From my visit to the world of my students, I learned that cell phones do much more than spell the end of life as we know it. They keep time, find the bus, are the map, the game, the store, the music player, the musical instrument, the alarm clock, the calendar, the typewriter, the organizer, the research tool, the television, the movie theater, the stage, the concert, the local gathering on the green, the camera, the phone, the phone book, the memo book, the notebook, the photo album, the portfolio, the calculator, the newspaper, the books, the magazines. They record and edit music and video. They talk to you and answer your questions. They recommend the restaurant and the babysitter and make the reservations, provide the menus, get the cab, and remind you to go to the dentist. They are the radio, the boarding pass, the store coupon, the check book and the bank account, the birthday card and the wedding invitation. They are the also the instant couriers, the way to call for help in an emergency, the way to find your way when you are lost. They are elves and angels, no longer myth. Indeed Apple has already developed a truly impressive source of educational applications, most recently one to allow teachers to create assignments and chat rooms for interaction with students, who will very shortly no doubt be bringing iPads or other smart devices to the classroom instead of notebooks or paper books. Mobile technology will arrive in your classroom shortly, if it hasn't already.

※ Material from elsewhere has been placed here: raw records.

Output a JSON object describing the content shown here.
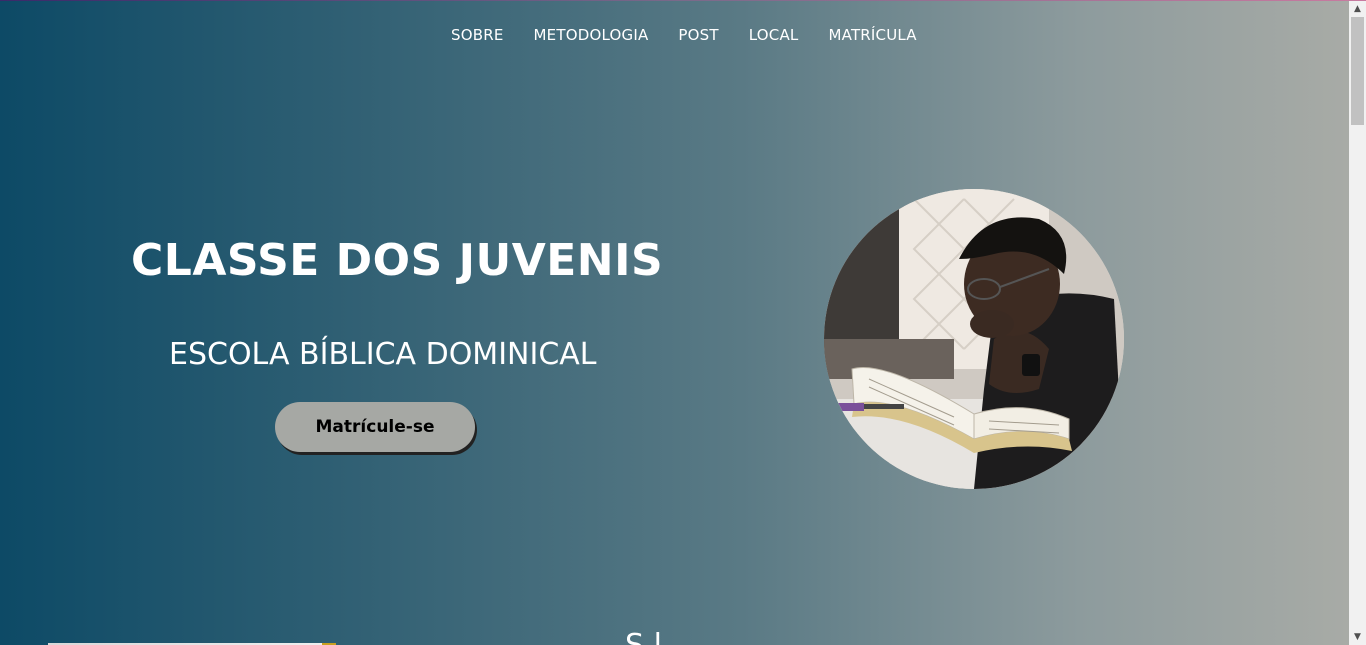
{
  "nav": {
    "items": [
      {
        "label": "SOBRE"
      },
      {
        "label": "METODOLOGIA"
      },
      {
        "label": "POST"
      },
      {
        "label": "LOCAL"
      },
      {
        "label": "MATRÍCULA"
      }
    ]
  },
  "hero": {
    "title": "CLASSE DOS JUVENIS",
    "subtitle": "ESCOLA BÍBLICA DOMINICAL",
    "cta_label": "Matrícule-se",
    "photo_alt": "Jovem lendo a Bíblia"
  },
  "next_section": {
    "heading_partial": "S  l"
  },
  "scrollbar": {
    "up_icon": "▲",
    "down_icon": "▼"
  },
  "colors": {
    "gradient_start": "#0d4a66",
    "gradient_end": "#a8aba6",
    "button_bg": "#a6a8a4"
  }
}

As my students participated in a free-write to gather their thoughts on this subject, they also noted that technology unites them around the world and keeps them in contact with family members in other countries and family members serving in the armed forces. It connects them to other students. It creates a global village and democratization of knowledge. It allows for instant sharing and dissemination of new research, new ideas, and new developments. It can lead to revolutions and give people everywhere, even those who live under governments that repress information, access to the world.
Isn't it time for us to bring them into the classroom? Wait. They're already here.